America is a diverse culture with one common denominator: holidays.
Think about it: we’ve gone from a “melting pot” to a burning caldron. In the old days, you didn’t lock your front door; today, you can have a doorbell that’s really a video camera – with a live-feed to your mobile – so you can call the cops 24/7 to bust the guy who’s casing your place to rob you.
Holidays call “time out” on the battles we fight for market share or seats in Congress. This week, it’s the día de San Valentín (day of Saint Valentine): hearts and roses, bottles of wine and reservations for dinner will flow as America flirts with a relational dimension that is on the endangered emotions list.
Back in grade school – in an earlier, simpler era – it was common for mom to buy a Valentine box for her kid to take to class. Before class, the tradition was to “pass ‘em out:” a remembrance was put on every desk, without separating the bullies from the darlings. Warm wishes – printed hugs, courtesy of Hallmark – made the day “special.” Playground rivalries deferred to expressions of regard…
Psychology Today provides assistance to the big people who have grown out of the simpler “everyone is my Valentine” era. “How to Manage Your Enemies” (March 9, 2013) helps high-capacity office pros differentiate between friends (“unconditional trust”) and enemies (“unconditional mistrust”), and how to work alongside – or, around – them.
Before PT waded into that difficult land of turf wars and take-no-prisoners competition, Jesus recognized that interpersonal relationships were going to classify others on a spectrum of positive-negative designations. If life requires that you reset your relational posture based on their place on your friend-enemy rating system, the ability to be genuine will be sacrificed quickly. What’s the best baseline to adopt for healthy relationships to be maintained with everyone in your community? Listen in:

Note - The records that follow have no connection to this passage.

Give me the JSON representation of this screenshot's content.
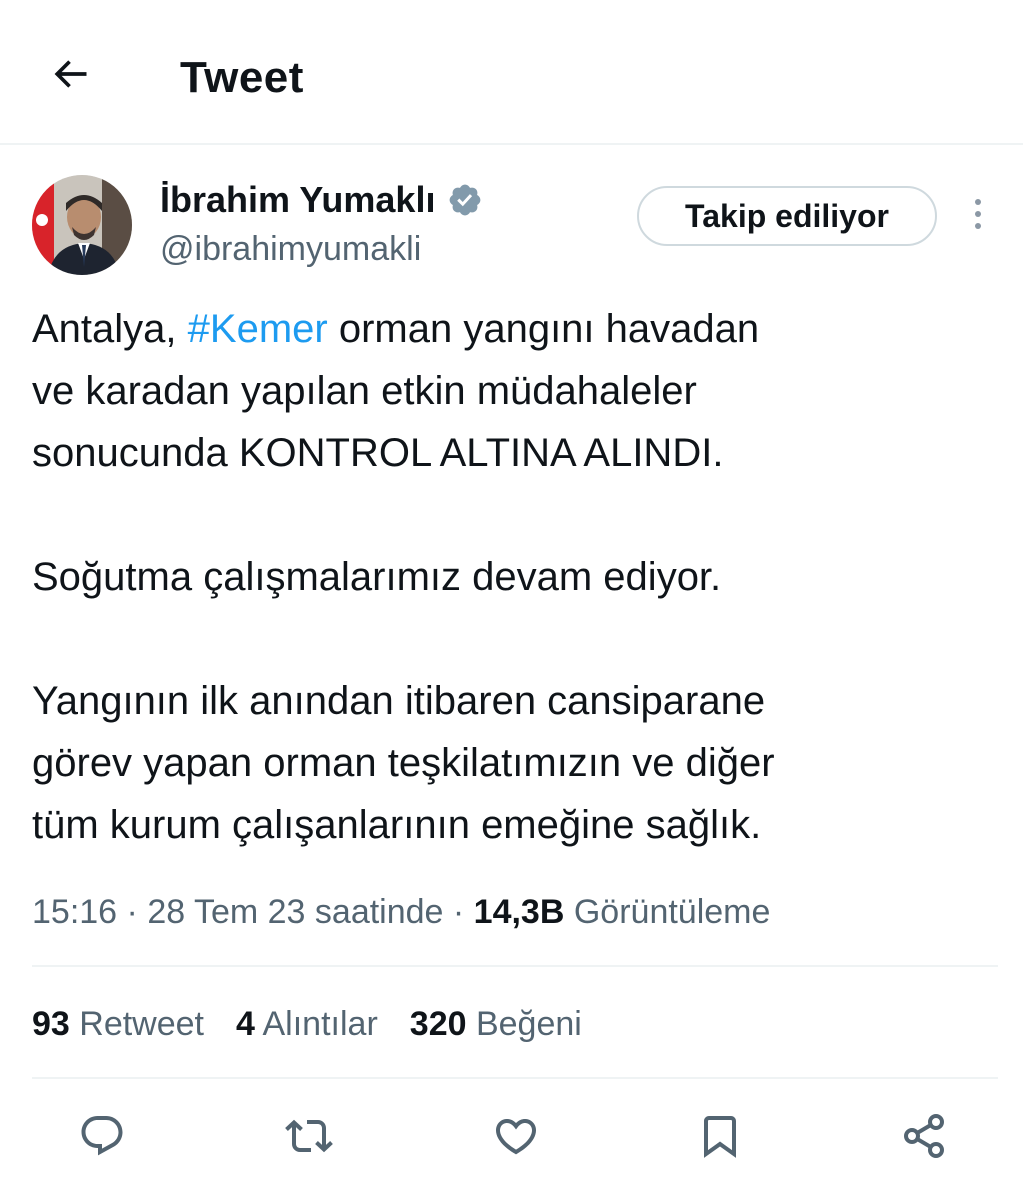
{
  "header": {
    "title": "Tweet"
  },
  "author": {
    "name": "İbrahim Yumaklı",
    "handle": "@ibrahimyumakli",
    "follow_label": "Takip ediliyor"
  },
  "tweet": {
    "line1_pre": "Antalya, ",
    "hashtag": "#Kemer",
    "line1_post": " orman yangını havadan",
    "line2": "ve karadan yapılan etkin müdahaleler",
    "line3": "sonucunda KONTROL ALTINA ALINDI.",
    "line4": "Soğutma çalışmalarımız devam ediyor.",
    "line5": "Yangının ilk anından itibaren cansiparane",
    "line6": "görev yapan orman teşkilatımızın ve diğer",
    "line7": "tüm kurum çalışanlarının emeğine sağlık."
  },
  "meta": {
    "time": "15:16",
    "sep1": " · ",
    "date": "28 Tem 23 saatinde",
    "sep2": " · ",
    "views_count": "14,3B",
    "views_label": " Görüntüleme"
  },
  "stats": {
    "retweets_count": "93",
    "retweets_label": " Retweet",
    "quotes_count": "4",
    "quotes_label": " Alıntılar",
    "likes_count": "320",
    "likes_label": " Beğeni"
  },
  "icons": {
    "back": "arrow-left-icon",
    "verified": "verified-badge-icon",
    "more": "more-vertical-icon",
    "reply": "reply-icon",
    "retweet": "retweet-icon",
    "like": "heart-icon",
    "bookmark": "bookmark-icon",
    "share": "share-icon"
  },
  "colors": {
    "accent": "#1d9bf0",
    "text": "#0f1419",
    "secondary": "#536471",
    "divider": "#eff3f4",
    "verified": "#829aab"
  }
}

“You have heard that it was said, ‘Love your neighbor and hate your enemy.’ But I tell you, love your enemies and pray for those who persecute you, that you may be children of your Father in heaven. He causes his sun to rise on the evil and the good, and sends rain on the righteous and the unrighteous. If you love those who love you, what reward will you get? Are not even the tax collectors doing that? And if you greet only your own people, what are you doing more than others? Do not even pagans do that? Be perfect, therefore, as your heavenly Father is perfect.” (Matthew 5:42-48).
There you have it: the perfect approach is to do what comes naturally with your friendlies: love ‘em. Then, when you’re confronted by your enemies: love ‘em. Everyone who interfaces with you is supposed to find the same point-of-contact: a genuine affection that is not contrived, but conditioned. It isn’t what you do to gain advantage: it’s who you are, to show whose you are.
How do you kick “love” into high gear? Here’s the checklist that Paul gave the Corinthians – and, us – to get it perfected: “Love is patient, love is kind. It does not envy, it does not boast, it is not proud. It does not dishonor others, it is not self-seeking, it is not easily angered, it keeps no record of wrongs. Love does not delight in evil but rejoices with the truth. It always protects, always trusts, always hopes, always perseveres…” (1 Corinthians 13:4-7).
So… suppose you get your upgrade on a long-haul flight, and the person you’re most likely to despise (professional, political, cultural) sits down next to you. What’s your best game-plan for the next four hours? What if you want to be a Christ-like Kingdom champion rather than a gladiator in the modern ideological arena?
Be patient; be kind; don’t be proud; don’t dishonor them; don’t be angry; don’t list their failures (based on your criterion); believe that they could be better… if someone was to show them how.
Happy Valentine’s Day!